Maryland's new healthcare mandate boils down to $1,472.
That's a reckoning of what it means for Wal-Mart to spend 8 percent of its payroll costs on healthcare for a blue-vested associate who works for $10.11 an hour, 35 hours a week.
As health insurance goes, that's a modest fee. But the 8 percent figure has become a flash point in the nation's growing debate about who should bear workers' health costs.
Maryland stoked the fire last month. The legislature moved to require companies with 10,000 or more employees in the state to spend at least 8 percent of their payroll on health insurance. Long Island's Suffolk County passed its own version last fall: For each hour a worker is on the job, $3 must go toward healthcare.
Businesses are fighting back, filing lawsuits this week against both measures.
The stakes, in one sense, are hardly monumental. Even if the laws succeed, no one sees them as a cure-all for America's uninsured workers. Yet the legislative battles in 30 states, from Colorado to New Jersey, suggest that healthcare accessibility is gaining political traction.
That could mean a range of incremental changes, especially at the state level, to a healthcare system that largely depends on employers.
"Everybody can agree that it's flawed," says William Custer, director of Georgia State University's center for health services research. But while sharp political divides stymie prospects for a wholesale replacement strategy, he says, "trying to shore up the employer-based system seems to be a good 'second best.' "
Currently, most US families have health insurance through the workplace. Others are covered by government programs. But 16 percent of Americans - some 45 million - don't have insurance, and a large majority of those live in households with at least one full-time worker.
The most significant steps states can take may be to coax small businesses to offer insurance. Most large employers already have health plans.

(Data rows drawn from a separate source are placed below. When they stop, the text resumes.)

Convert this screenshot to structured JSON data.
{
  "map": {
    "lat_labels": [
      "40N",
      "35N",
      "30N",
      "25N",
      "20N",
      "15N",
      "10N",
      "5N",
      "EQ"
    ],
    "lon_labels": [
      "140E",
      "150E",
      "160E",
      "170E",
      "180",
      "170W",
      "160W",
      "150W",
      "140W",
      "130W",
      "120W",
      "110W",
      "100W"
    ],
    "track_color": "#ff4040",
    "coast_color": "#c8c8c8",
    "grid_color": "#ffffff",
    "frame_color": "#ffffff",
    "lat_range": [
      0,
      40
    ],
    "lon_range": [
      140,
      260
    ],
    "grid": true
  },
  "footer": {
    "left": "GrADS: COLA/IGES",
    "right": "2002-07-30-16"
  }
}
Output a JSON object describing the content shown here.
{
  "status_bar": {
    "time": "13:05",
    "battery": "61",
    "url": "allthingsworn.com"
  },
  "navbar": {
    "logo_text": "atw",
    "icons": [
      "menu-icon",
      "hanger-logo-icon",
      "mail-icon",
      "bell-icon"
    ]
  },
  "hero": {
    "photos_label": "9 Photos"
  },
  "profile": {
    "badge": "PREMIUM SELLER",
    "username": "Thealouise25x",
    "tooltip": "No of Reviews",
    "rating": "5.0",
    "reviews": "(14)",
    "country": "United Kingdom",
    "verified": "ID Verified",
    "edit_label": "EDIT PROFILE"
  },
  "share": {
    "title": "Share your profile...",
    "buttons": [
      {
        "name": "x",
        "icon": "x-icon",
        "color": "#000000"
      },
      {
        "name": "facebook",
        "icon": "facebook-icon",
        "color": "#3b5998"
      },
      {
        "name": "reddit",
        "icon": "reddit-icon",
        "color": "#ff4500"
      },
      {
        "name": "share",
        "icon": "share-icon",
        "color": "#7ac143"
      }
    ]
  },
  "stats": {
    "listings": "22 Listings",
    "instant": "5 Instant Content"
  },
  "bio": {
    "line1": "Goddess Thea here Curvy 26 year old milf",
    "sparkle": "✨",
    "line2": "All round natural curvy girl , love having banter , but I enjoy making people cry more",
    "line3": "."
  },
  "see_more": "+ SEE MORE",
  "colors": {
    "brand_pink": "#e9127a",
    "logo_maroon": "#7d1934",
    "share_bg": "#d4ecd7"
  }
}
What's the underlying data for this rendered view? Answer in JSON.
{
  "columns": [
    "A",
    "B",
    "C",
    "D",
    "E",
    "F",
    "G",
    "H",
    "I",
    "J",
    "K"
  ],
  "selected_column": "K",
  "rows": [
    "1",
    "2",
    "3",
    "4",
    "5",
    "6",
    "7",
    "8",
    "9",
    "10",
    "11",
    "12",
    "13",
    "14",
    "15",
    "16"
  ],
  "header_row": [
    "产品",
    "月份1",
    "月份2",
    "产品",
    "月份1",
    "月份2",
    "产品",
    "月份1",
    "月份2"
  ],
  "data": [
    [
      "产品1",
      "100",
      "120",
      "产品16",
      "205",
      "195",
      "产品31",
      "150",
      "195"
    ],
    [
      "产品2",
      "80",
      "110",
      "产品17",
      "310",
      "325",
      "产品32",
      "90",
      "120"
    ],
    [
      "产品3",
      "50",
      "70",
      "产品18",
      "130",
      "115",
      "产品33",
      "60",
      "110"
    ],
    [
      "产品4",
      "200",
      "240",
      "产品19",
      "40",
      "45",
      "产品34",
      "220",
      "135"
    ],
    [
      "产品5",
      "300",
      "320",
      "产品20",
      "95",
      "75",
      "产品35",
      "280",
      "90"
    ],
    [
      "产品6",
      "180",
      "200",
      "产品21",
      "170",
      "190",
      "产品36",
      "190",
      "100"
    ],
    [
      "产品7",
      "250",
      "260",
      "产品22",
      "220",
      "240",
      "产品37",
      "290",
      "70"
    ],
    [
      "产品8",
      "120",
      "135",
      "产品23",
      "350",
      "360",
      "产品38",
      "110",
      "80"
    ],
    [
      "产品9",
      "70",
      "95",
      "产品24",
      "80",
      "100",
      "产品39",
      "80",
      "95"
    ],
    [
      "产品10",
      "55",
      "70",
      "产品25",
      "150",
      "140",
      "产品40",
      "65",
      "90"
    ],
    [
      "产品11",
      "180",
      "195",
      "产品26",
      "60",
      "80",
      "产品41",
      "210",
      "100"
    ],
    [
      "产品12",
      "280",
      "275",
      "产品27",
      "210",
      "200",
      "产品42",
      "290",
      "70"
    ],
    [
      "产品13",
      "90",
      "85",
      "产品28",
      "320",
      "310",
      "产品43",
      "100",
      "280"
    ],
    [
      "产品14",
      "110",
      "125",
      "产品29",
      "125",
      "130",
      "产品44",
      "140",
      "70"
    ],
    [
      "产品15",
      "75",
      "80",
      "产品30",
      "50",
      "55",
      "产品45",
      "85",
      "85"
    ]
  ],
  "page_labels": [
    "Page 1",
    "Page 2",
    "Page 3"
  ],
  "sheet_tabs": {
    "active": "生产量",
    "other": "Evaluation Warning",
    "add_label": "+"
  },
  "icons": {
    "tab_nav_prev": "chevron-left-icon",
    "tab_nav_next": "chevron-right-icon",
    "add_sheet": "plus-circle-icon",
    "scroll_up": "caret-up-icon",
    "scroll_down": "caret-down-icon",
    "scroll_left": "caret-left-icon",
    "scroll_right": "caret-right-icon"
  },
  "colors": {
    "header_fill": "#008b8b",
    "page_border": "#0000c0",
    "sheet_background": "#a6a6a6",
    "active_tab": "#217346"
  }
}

But not all of them are pulling their weight, say labor unions who are pushing the Maryland-style "fair share health care" bills nationwide. As a result, some employees of large companies end up on Medicaid rolls, or burdening hospitals with unpaid bills when they show up for emergency care without insurance. Those costs get passed along to other customers.

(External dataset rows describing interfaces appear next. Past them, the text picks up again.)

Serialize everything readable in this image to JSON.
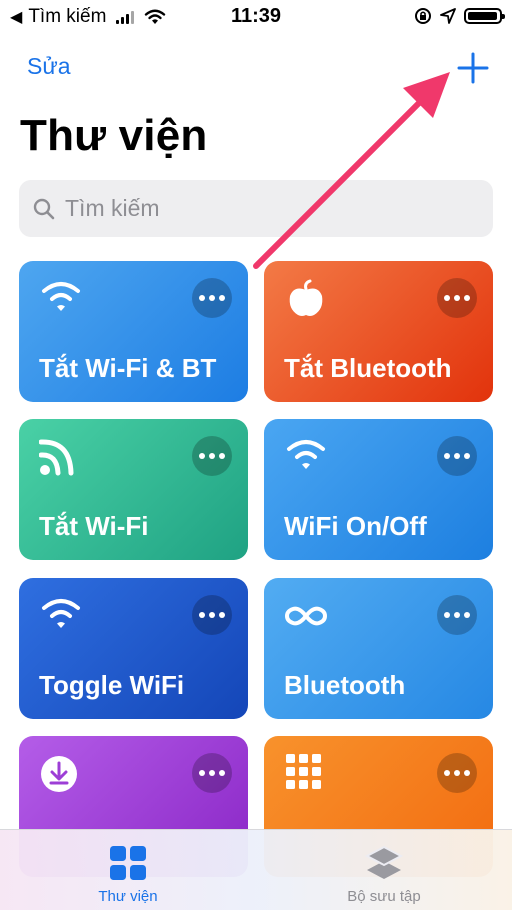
{
  "status_bar": {
    "back_app": "Tìm kiếm",
    "time": "11:39",
    "battery_level": 0.95
  },
  "nav": {
    "edit_label": "Sửa",
    "add_icon": "plus-icon"
  },
  "page_title": "Thư viện",
  "search": {
    "placeholder": "Tìm kiếm",
    "icon": "search-icon"
  },
  "shortcuts": [
    {
      "label": "Tắt Wi-Fi & BT",
      "icon": "wifi-icon",
      "color": "#2a8ae8"
    },
    {
      "label": "Tắt Bluetooth",
      "icon": "apple-icon",
      "color": "#ea4f1e"
    },
    {
      "label": "Tắt Wi-Fi",
      "icon": "rss-icon",
      "color": "#2fb893"
    },
    {
      "label": "WiFi On/Off",
      "icon": "wifi-icon",
      "color": "#2a8ae8"
    },
    {
      "label": "Toggle WiFi",
      "icon": "wifi-icon",
      "color": "#1f58cc"
    },
    {
      "label": "Bluetooth",
      "icon": "infinity-icon",
      "color": "#3596ea"
    },
    {
      "label": "",
      "icon": "download-icon",
      "color": "#9d3ed6"
    },
    {
      "label": "",
      "icon": "grid-icon",
      "color": "#f57c1e"
    }
  ],
  "tabbar": {
    "items": [
      {
        "label": "Thư viện",
        "icon": "grid-2x2-icon",
        "active": true
      },
      {
        "label": "Bộ sưu tập",
        "icon": "layers-icon",
        "active": false
      }
    ]
  },
  "colors": {
    "accent": "#1a73e8",
    "annotation_arrow": "#f0386b"
  }
}
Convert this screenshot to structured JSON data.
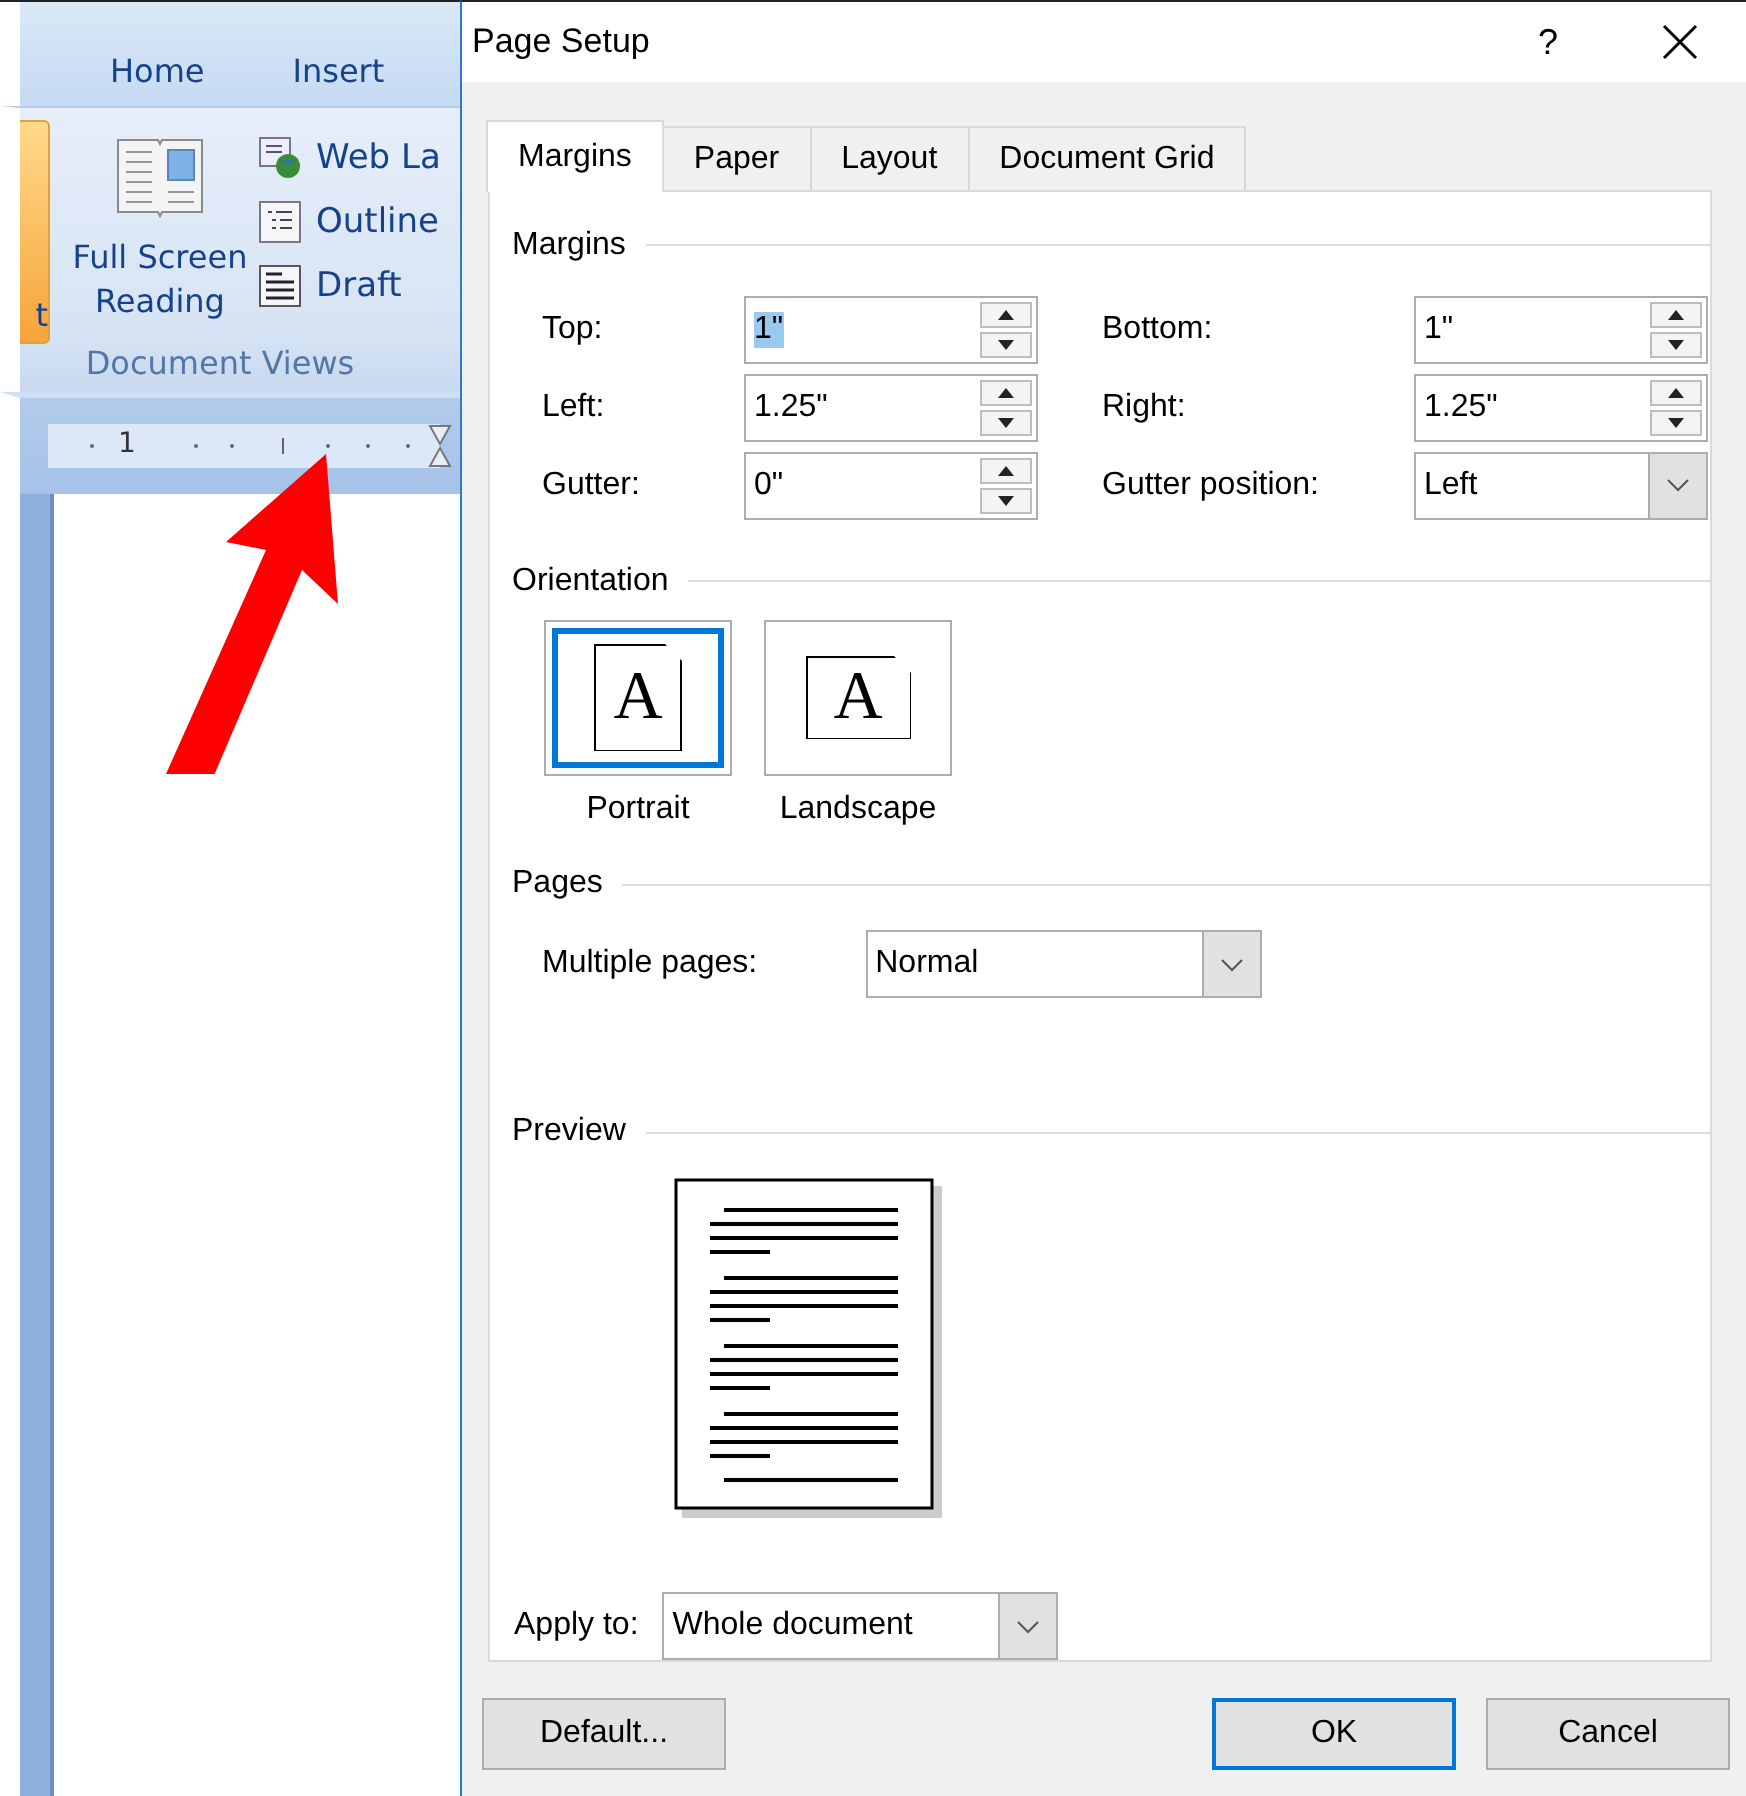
{
  "word": {
    "ribbon_tabs": [
      {
        "label": "Home"
      },
      {
        "label": "Insert"
      }
    ],
    "cut_button_label": "t",
    "views": [
      {
        "kind": "large",
        "label": "Full Screen Reading"
      },
      {
        "kind": "small",
        "label": "Web La"
      },
      {
        "kind": "small",
        "label": "Outline"
      },
      {
        "kind": "small",
        "label": "Draft"
      }
    ],
    "group_label": "Document Views",
    "ruler_label": "1"
  },
  "dialog": {
    "title": "Page Setup",
    "help": "?",
    "tabs": [
      {
        "label": "Margins",
        "selected": true
      },
      {
        "label": "Paper",
        "selected": false
      },
      {
        "label": "Layout",
        "selected": false
      },
      {
        "label": "Document Grid",
        "selected": false
      }
    ],
    "margins": {
      "title": "Margins",
      "fields": [
        {
          "kind": "spin",
          "label": "Top:",
          "value": "1\"",
          "highlighted": true
        },
        {
          "kind": "spin",
          "label": "Bottom:",
          "value": "1\"",
          "highlighted": false
        },
        {
          "kind": "spin",
          "label": "Left:",
          "value": "1.25\"",
          "highlighted": false
        },
        {
          "kind": "spin",
          "label": "Right:",
          "value": "1.25\"",
          "highlighted": false
        },
        {
          "kind": "spin",
          "label": "Gutter:",
          "value": "0\"",
          "highlighted": false
        },
        {
          "kind": "combo",
          "label": "Gutter position:",
          "value": "Left",
          "highlighted": false
        }
      ]
    },
    "orientation": {
      "title": "Orientation",
      "options": [
        {
          "kind": "portrait",
          "label": "Portrait",
          "icon_letter": "A",
          "selected": true
        },
        {
          "kind": "landscape",
          "label": "Landscape",
          "icon_letter": "A",
          "selected": false
        }
      ]
    },
    "pages": {
      "title": "Pages",
      "label": "Multiple pages:",
      "value": "Normal"
    },
    "preview": {
      "title": "Preview"
    },
    "apply": {
      "label": "Apply to:",
      "value": "Whole document"
    },
    "buttons": [
      {
        "label": "Default...",
        "default": false
      },
      {
        "label": "OK",
        "default": true
      },
      {
        "label": "Cancel",
        "default": false
      }
    ]
  }
}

With these concerns in mind, lawmakers of both major parties are taking a serious look at the fair share concept. But Naomi Walker, state-level legislative director for the country's largest federation of unions, the AFL-CIO, says the prospects are best in Democratic-controlled states like New Jersey and Washington.
Maryland lawmakers overrode a veto by Republican Gov. Robert Ehrlich. Wal-Mart is the only company with at least 10,000 employees in the state that doesn't spend at least 8 percent of its payroll on healthcare.

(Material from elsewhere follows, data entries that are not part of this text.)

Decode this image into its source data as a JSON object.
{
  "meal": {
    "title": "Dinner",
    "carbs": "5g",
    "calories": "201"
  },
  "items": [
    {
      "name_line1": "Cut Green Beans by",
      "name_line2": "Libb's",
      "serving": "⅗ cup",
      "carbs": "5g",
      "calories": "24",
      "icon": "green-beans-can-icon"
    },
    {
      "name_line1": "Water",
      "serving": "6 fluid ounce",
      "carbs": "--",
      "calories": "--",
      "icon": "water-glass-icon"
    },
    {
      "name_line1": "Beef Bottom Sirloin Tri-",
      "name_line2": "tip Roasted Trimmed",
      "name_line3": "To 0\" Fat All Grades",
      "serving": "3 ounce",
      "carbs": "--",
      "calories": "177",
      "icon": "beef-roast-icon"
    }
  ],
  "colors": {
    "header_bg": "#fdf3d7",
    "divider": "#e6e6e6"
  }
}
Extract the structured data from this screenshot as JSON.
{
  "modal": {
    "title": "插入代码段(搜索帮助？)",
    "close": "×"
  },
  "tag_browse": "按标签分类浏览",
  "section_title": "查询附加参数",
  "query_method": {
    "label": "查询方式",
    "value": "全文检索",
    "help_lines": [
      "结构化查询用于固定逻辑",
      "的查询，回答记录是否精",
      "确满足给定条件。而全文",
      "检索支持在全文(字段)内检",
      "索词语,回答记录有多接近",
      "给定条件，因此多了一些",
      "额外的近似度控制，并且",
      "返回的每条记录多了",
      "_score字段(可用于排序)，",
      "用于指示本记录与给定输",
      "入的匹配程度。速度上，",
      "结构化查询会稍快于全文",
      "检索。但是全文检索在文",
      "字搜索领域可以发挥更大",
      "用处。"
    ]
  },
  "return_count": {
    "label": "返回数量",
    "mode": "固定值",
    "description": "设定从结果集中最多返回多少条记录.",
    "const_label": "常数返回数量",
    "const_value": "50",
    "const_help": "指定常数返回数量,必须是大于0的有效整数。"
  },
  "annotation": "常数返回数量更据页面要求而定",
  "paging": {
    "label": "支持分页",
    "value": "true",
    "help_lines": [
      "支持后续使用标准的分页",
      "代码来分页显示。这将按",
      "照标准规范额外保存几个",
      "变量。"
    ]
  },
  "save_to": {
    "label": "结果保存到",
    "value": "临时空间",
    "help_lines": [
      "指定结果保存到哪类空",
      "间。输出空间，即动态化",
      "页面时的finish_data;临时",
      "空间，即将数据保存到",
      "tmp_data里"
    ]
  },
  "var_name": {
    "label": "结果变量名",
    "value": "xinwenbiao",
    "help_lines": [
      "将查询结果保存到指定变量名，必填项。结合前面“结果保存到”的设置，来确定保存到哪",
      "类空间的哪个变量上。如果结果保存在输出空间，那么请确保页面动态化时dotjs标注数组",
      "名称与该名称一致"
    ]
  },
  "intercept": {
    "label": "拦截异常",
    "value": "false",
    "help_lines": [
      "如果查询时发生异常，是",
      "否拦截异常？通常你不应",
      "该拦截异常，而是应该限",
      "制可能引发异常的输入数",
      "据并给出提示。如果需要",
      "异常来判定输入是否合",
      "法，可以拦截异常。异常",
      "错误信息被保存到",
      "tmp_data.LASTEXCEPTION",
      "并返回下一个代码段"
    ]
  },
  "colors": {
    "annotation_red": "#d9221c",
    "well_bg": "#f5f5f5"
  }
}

But a similar law in other states would affect more employers, many of them retailers that tend to pay relatively low wages. This week, the Retail Industry Leaders Association, a trade association, filed lawsuits to overturn the Maryland and Suffolk County laws. The group says that such benefit mandates are the province of the federal government, not states or localities.
Both laws give big employers an ultimatum: Either they put aside the required amount toward providing health insurance on their own, or they pay the same amount to the state or local government to pay for care.
Critics say such measures will do more to hinder employment than to expand health coverage.
"Such mandates ... do very little, if anything, to control the skyrocketing costs of coverage or improve the quality of care," the US Chamber of Commerce, a business federation, wrote in opposition to Maryland's law. "Added mandates mean less money for job creation."
The company known for "always low prices" employs 1.3 million people nationwide, with pay averaging $10.11 an hour for associates. Not every Wal-Mart employee opts for one of the company's 18 health plans. Wal-Mart spent $3,100 on healthcare per covered employee in 2003, according to an analysis by the Center for a Changing Workforce, a Seattle research group. That's lower than the average spent by companies in the retail/wholesale sector ($4,800 per employee) or in all US industries ($5,600 per employee).
The pressure to contain surging health costs goes beyond the retail industry. Many US employers have been moving to make workers pick up more of the tab, with higher deductibles and copayments.
The percentage of employers offering health benefits has been dropping steadily this decade, so the fair share laws are at best a stopgap measure, experts say.
"Eight or 9 percent of payroll does not buy you much insurance," says Gary Claxton, vice president of the Kaiser Family Foundation in Washington, which studies healthcare issues. The uninsured, who generally have lower incomes, "really need more help."
Still, some say small steps are better than none along the road to a comprehensive solution. "At least it closes the gap a little bit between firms that are providing something and those that aren't," says Thomas Kochan, a policy expert at the Massachusetts Institute of Technology.